Anthony Minghella's lauded romantic epic comes to the small screen starring Ralph Fiennes as the scholarly Hungarian explorer Count Laszlo de Almasy. After being badly burned in a plane crash, Almasy lies in a bombed villa under the care of an army nurse, the dreamy Hana (Binoche), and reminisces over his affair with Katherine (Kristin Scott-Thomas). Though he remembers their affair as utterly spiritual, it never really flourishes in the viewers' eyes since their assignations are restrained by clipped dialogue and hurried sex. They manage to break the tension by continually changing their mind about whether or not they can be together. We know they are doomed and we gradually cease to care. Their romance is paralleled by a far more interesting liaison between Hana and a Sikh bomb-disposal expert, but Minghella sadly skimps on the details of their story. At times resembling something between Lawrence of Arabia and a Camel cigarettes advert, the film offers sweeping visions of the desert which, though impressive, do not make up for the turgidity of our hero and heroine.

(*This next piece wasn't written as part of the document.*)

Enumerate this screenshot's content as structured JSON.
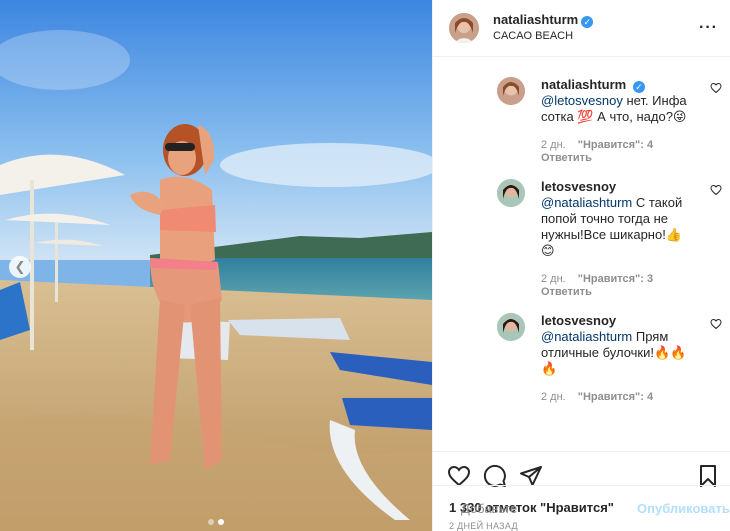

Courage Under Fire (15) Fox, retail, 22 September pounds 12.99
Fresh from the Gulf War, Lt Colonel Nathan Sterling (Denzel Washington) is assigned to examine the Medal of Honour candidates. One of the nominees, Karen Walden (Meg Ryan) was killed while overseeing a rescue mission and Sterling must piece together the events leading to her death. The film scratches the surface of some touchy subjects, but never stays in one place long enough to attain any real depth.
Jack (PG) Buena Vista, retail, 22 September pounds 12.99.
In a story that we have already seen in Big, Robin Williams plays a 10- year-old boy afflicted by an accelerated ageing process, leaving him with the body of a 40-year-old man. It is a tragedy that Frances Ford Coppola, the man who directed such timeless classics as Apocalypse Now and The Godfather, is capable of such puerile clap-trap.Reuse content